often said after a turning point in the plot
It usually refers to things
becoming overly complex
or mysterious. Today this term is often Played for Laughs
. Coined in the 17th century, it originally described the plot of a play that was overly intricate, and by the late 1800s it was used for increasingly complex mysteries in detective stories
The phrase is sometimes parodied as "The plot sickens". You may also hear "the plot thins" - usually uttered after a major Anti-Climax
- Hawaii Five-O (1968) pilot episode.
Wo Fat: As we clever Chinese say, "The plot thickens..."
- Knight Rider episode "Mouth of the Snake"
Michael Knight: So, the plot thickens.
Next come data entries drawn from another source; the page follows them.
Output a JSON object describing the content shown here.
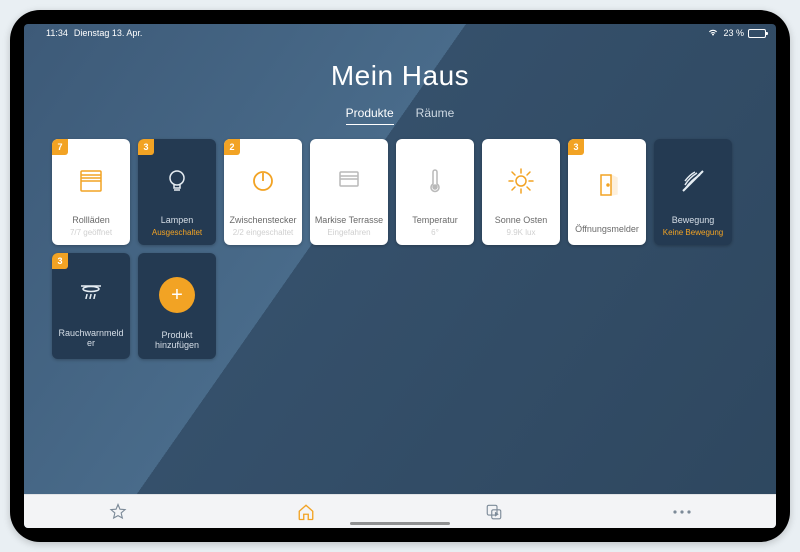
{
  "status": {
    "time": "11:34",
    "date": "Dienstag 13. Apr.",
    "battery_pct": "23 %"
  },
  "header": {
    "title": "Mein Haus",
    "tabs": {
      "products": "Produkte",
      "rooms": "Räume"
    }
  },
  "cards": {
    "shutters": {
      "badge": "7",
      "label": "Rollläden",
      "sub": "7/7 geöffnet"
    },
    "lamps": {
      "badge": "3",
      "label": "Lampen",
      "sub": "Ausgeschaltet"
    },
    "plugs": {
      "badge": "2",
      "label": "Zwischenstecker",
      "sub": "2/2 eingeschaltet"
    },
    "awning": {
      "label": "Markise Terrasse",
      "sub": "Eingefahren"
    },
    "temp": {
      "label": "Temperatur",
      "sub": "6°"
    },
    "sun": {
      "label": "Sonne Osten",
      "sub": "9.9K lux"
    },
    "opening": {
      "badge": "3",
      "label": "Öffnungsmelder",
      "sub": ""
    },
    "motion": {
      "label": "Bewegung",
      "sub": "Keine Bewegung"
    },
    "smoke": {
      "badge": "3",
      "label": "Rauchwarnmelder",
      "sub": ""
    },
    "add": {
      "label": "Produkt hinzufügen"
    }
  }
}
I bet this guy David Dalton is not down in Mexico looking for the world's biggest burrito.
- The League of Gentlemen
Pauline: It's about Mickey. He's getting married.
Ross: Oh-ho. The plot thickens.
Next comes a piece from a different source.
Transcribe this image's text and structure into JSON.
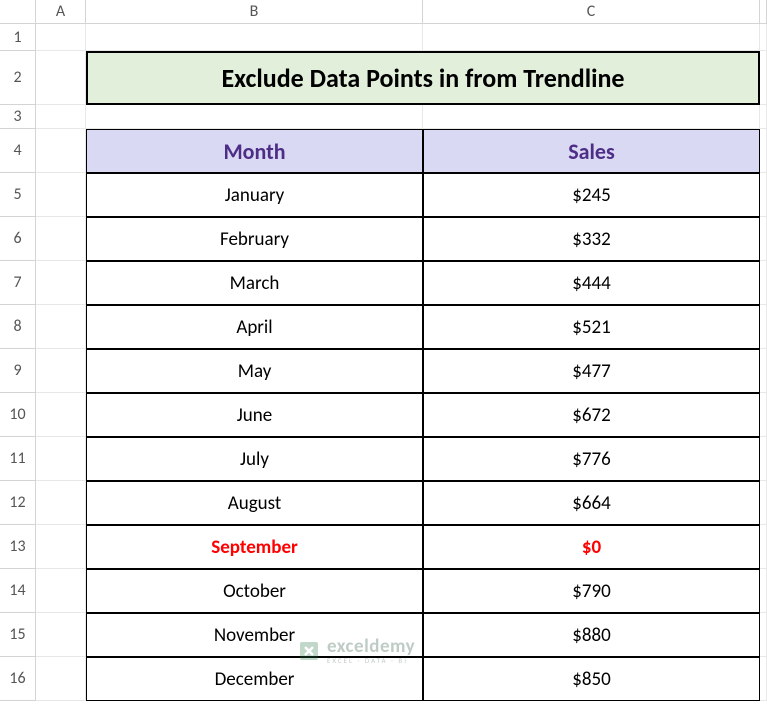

- Roald Dahl used this to customary darkly comic effect in his retelling of Cinderella
Ah ha, you see, the plot grows thicker,
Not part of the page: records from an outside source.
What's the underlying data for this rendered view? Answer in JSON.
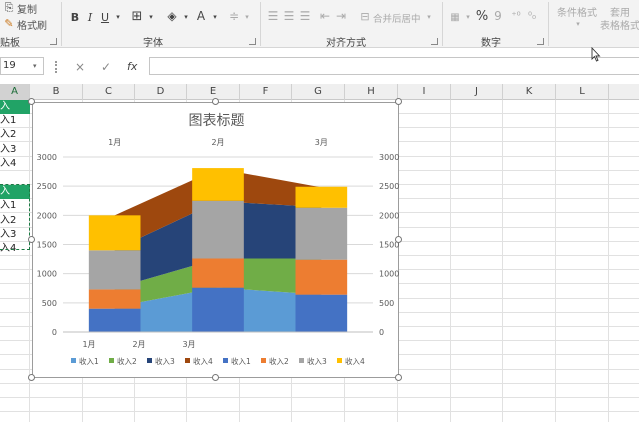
{
  "ribbon": {
    "clipboard": {
      "copy_label": "复制",
      "format_painter_label": "格式刷",
      "group_label": "贴板"
    },
    "font": {
      "group_label": "字体",
      "bold": "B",
      "italic": "I",
      "underline": "U",
      "font_color": "A"
    },
    "alignment": {
      "group_label": "对齐方式",
      "merge_label": "合并后居中"
    },
    "number": {
      "group_label": "数字",
      "percent": "%",
      "comma": "9"
    },
    "styles": {
      "conditional_label": "条件格式",
      "table_label_1": "套用",
      "table_label_2": "表格格式"
    }
  },
  "formula_bar": {
    "name_box": "19",
    "cancel": "×",
    "enter": "✓",
    "fx": "fx",
    "value": ""
  },
  "columns": [
    "A",
    "B",
    "C",
    "D",
    "E",
    "F",
    "G",
    "H",
    "I",
    "J",
    "K",
    "L"
  ],
  "column_a_cells": [
    {
      "text": "入",
      "header": true
    },
    {
      "text": "入1",
      "header": false
    },
    {
      "text": "入2",
      "header": false
    },
    {
      "text": "入3",
      "header": false
    },
    {
      "text": "入4",
      "header": false
    },
    {
      "text": "",
      "header": false
    },
    {
      "text": "入",
      "header": true
    },
    {
      "text": "入1",
      "header": false
    },
    {
      "text": "入2",
      "header": false
    },
    {
      "text": "入3",
      "header": false
    },
    {
      "text": "入4",
      "header": false
    }
  ],
  "chart_data": {
    "type": "stacked-column-with-area",
    "title": "图表标题",
    "secondary_categories": [
      "1月",
      "2月",
      "3月"
    ],
    "primary_categories": [
      "1月",
      "2月",
      "3月"
    ],
    "ylim": [
      0,
      3000
    ],
    "y_ticks": [
      0,
      500,
      1000,
      1500,
      2000,
      2500,
      3000
    ],
    "secondary_y_ticks": [
      0,
      500,
      1000,
      1500,
      2000,
      2500,
      3000
    ],
    "grid": true,
    "legend_position": "bottom",
    "column_series": [
      {
        "name": "收入1",
        "color": "#4472c4",
        "values": [
          400,
          760,
          640
        ]
      },
      {
        "name": "收入2",
        "color": "#ed7d31",
        "values": [
          330,
          500,
          600
        ]
      },
      {
        "name": "收入3",
        "color": "#a5a5a5",
        "values": [
          670,
          990,
          890
        ]
      },
      {
        "name": "收入4",
        "color": "#ffc000",
        "values": [
          600,
          560,
          360
        ]
      }
    ],
    "area_series": [
      {
        "name": "收入1",
        "color": "#5b9bd5",
        "values": [
          430,
          760,
          640
        ]
      },
      {
        "name": "收入2",
        "color": "#70ad47",
        "values": [
          320,
          500,
          620
        ]
      },
      {
        "name": "收入3",
        "color": "#264478",
        "values": [
          660,
          980,
          880
        ]
      },
      {
        "name": "收入4",
        "color": "#9e480e",
        "values": [
          590,
          560,
          340
        ]
      }
    ],
    "legend": [
      {
        "name": "收入1",
        "color": "#5b9bd5"
      },
      {
        "name": "收入2",
        "color": "#70ad47"
      },
      {
        "name": "收入3",
        "color": "#264478"
      },
      {
        "name": "收入4",
        "color": "#9e480e"
      },
      {
        "name": "收入1",
        "color": "#4472c4"
      },
      {
        "name": "收入2",
        "color": "#ed7d31"
      },
      {
        "name": "收入3",
        "color": "#a5a5a5"
      },
      {
        "name": "收入4",
        "color": "#ffc000"
      }
    ]
  }
}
And Cindy's luck starts looking sicker.
- Justice League - When Luthor's soon-to-be Injustice Gang sees who's gathered them, the Shade quips, "Lex Luthor? The plot thins."